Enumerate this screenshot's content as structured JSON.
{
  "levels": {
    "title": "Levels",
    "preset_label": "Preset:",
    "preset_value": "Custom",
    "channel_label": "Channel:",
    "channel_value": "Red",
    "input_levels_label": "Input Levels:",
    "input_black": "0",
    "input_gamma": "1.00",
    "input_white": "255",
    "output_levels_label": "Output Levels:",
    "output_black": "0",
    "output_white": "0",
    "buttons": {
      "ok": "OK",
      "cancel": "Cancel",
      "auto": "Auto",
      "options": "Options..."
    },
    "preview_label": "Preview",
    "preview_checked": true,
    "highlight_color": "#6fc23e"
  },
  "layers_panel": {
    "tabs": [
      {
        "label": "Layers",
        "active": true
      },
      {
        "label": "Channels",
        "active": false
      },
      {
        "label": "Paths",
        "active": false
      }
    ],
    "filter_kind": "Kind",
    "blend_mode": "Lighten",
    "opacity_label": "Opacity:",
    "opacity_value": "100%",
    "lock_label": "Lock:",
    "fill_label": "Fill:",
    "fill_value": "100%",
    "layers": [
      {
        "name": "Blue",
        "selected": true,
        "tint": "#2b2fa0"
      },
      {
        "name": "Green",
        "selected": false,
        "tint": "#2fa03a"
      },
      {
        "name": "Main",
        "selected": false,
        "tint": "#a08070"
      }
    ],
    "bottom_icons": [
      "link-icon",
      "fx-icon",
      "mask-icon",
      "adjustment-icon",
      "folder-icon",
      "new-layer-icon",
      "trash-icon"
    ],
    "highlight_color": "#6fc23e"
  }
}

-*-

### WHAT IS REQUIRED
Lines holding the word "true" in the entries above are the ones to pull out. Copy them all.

### TASK RESPONSE
    "preview_checked": true,
        "active": true
        "selected": true,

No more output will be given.